My tiny, fit-looking friend recently revealed that she was stunned when she happened to catch a glimpse of her backside in the mirror, while toweling off after a shower. She is careful about what she eats, works out regularly, and tries to live a healthy lifestyle. What complaints could a person like this possibly have about her physical shape? Despite her small stature, and workout efforts, it seems her buns resemble party balloons; a week after the party is over!
My friend lamented that she runs on a treadmill and lifts weights regularly. How could she have this problem? She was feeling like, "Oh, what’s the use?" Well, the reality is, if you don’t use it, you lose it, so quitting just isn’t an option. But the way you use it is just as important as the effort of using it.
I explained to my friend that muscle work is very specific. If you have an area that doesn’t respond to your general workout, you might have an old injury or weakness that has gone underground and the muscles have atrophied. Surrounding muscles take up the work for the weak muscles and compensate for the problem area. Our bodies naturally slough off work that is uncomfortable and defer to stronger muscle groups. A lack of flexibility also contributes to the problem. A situation like this requires extra attention before results occur.

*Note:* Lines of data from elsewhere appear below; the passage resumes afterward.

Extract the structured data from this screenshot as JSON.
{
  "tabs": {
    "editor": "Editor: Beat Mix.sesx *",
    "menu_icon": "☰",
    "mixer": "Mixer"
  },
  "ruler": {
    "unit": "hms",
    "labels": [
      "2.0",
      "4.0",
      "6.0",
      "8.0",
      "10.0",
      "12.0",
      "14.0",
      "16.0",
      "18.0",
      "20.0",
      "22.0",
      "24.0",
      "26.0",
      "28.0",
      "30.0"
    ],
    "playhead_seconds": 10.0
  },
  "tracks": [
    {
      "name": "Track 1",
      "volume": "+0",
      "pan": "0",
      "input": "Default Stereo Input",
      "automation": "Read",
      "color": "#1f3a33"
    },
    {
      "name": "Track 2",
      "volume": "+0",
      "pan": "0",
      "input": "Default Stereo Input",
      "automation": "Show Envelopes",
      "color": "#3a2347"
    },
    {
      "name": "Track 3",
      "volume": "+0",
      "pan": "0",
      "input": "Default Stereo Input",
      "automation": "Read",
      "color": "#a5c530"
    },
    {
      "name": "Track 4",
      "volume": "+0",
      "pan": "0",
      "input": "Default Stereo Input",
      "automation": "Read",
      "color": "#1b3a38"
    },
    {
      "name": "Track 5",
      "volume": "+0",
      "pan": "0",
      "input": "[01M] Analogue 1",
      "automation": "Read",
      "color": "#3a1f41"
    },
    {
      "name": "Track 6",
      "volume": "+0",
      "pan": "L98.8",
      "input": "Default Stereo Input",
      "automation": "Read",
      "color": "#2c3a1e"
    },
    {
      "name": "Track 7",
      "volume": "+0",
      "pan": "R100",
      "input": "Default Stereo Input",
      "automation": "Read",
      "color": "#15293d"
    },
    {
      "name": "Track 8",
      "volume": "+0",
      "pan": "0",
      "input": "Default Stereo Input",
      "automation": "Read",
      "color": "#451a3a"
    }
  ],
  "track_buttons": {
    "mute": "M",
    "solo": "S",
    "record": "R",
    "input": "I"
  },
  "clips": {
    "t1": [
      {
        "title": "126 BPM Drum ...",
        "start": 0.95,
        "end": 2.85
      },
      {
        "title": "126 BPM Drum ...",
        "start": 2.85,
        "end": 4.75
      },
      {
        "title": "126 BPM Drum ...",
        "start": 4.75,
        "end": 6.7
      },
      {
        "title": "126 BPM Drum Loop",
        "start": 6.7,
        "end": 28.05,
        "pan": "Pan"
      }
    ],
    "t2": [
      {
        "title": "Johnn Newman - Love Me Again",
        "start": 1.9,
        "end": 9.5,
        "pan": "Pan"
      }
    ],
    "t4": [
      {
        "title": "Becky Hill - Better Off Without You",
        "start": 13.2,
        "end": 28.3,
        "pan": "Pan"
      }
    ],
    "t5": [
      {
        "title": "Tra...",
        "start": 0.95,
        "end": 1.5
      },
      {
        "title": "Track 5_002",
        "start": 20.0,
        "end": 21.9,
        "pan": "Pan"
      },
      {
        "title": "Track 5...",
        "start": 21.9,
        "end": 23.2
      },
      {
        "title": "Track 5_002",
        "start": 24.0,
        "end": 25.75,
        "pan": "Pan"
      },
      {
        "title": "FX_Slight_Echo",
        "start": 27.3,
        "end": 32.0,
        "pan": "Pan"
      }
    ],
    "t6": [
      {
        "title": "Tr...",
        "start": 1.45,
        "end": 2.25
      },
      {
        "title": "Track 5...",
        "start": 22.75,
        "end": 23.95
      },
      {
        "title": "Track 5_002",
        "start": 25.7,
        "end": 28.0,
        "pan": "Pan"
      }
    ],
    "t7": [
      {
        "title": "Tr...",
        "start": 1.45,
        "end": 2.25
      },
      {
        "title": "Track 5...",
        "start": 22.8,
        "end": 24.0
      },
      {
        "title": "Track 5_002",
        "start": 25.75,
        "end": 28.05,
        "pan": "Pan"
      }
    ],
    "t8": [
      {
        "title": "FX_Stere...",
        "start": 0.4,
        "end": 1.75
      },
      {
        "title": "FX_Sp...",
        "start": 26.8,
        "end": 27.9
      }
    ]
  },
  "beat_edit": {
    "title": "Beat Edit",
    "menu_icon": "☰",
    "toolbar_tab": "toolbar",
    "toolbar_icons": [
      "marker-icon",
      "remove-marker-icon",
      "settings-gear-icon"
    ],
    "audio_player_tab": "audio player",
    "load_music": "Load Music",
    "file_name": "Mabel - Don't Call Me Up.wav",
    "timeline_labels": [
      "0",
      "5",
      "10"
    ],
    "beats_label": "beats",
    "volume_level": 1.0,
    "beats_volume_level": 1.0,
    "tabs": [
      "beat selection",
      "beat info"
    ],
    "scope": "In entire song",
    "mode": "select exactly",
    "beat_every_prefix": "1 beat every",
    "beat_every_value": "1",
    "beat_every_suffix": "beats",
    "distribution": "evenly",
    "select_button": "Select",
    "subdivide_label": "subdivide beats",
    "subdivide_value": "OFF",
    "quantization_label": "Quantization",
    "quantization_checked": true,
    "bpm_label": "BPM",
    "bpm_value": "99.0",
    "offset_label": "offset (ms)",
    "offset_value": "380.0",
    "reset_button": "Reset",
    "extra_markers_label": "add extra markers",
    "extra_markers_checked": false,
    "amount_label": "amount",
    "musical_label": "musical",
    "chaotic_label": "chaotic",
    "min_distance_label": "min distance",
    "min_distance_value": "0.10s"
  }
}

I showed my friend a few things to add to her workout that might buff-up her backside. These were lunge and squat-type movements with weights. She normally avoided these exercises because they weren’t comfortable. It became clear that she had such weak quadriceps or thigh muscles that she couldn’t even complete the first part of the movement to get to the muscle work for her gluteals. She had to start with a modified version of the movements to strengthen her "quads" before she could complete the movement and access her bun muscles. Now, a few months later, the work is paying off and she is happy to report that the "party balloons" are inflating!
In order to have a balanced body, where flexibility, strength and endurance are present in equal portions, it’s important to check your weak parts. If you have an area that is chronically stiff and sore, it’s likely that other muscle groups are taking over the work load for the weak area. For example, a sore back can mean that you have tight hamstrings or weak abdominals. You might be able to get through a workout in spite of this problem, but balanced results are not possible when you’ve got a slacker in the muscle group.
If you’ve got an area that doesn’t seem to respond to your workout efforts, how do you determine what’s going on? If you have the resources, a session or two with a personal trainer is an ideal remedy. You can find out what kind of strength training or flexibility emphasis might help. If that is not an option, enroll in a less expensive fitness class for a short time and take advantage of the knowledge of a trained instructor. Then if you prefer to workout at home, you can take your new-found knowledge back to your regular workout. These suggestions are for moderate, slightly uncomfortable muscle problems, not ongoing, highly painful troubles. For more serious, chronic discomfort and imbalance, a consultation with a doctor and/or physical therapist is probably in order.
Our muscles will respond to the right kind of muscle work with an improvement in muscle tone. A lack of progress in toning a particular area is not a message that you are built differently or that you are a fitness failure. It is simply a message that something in your approach needs to change.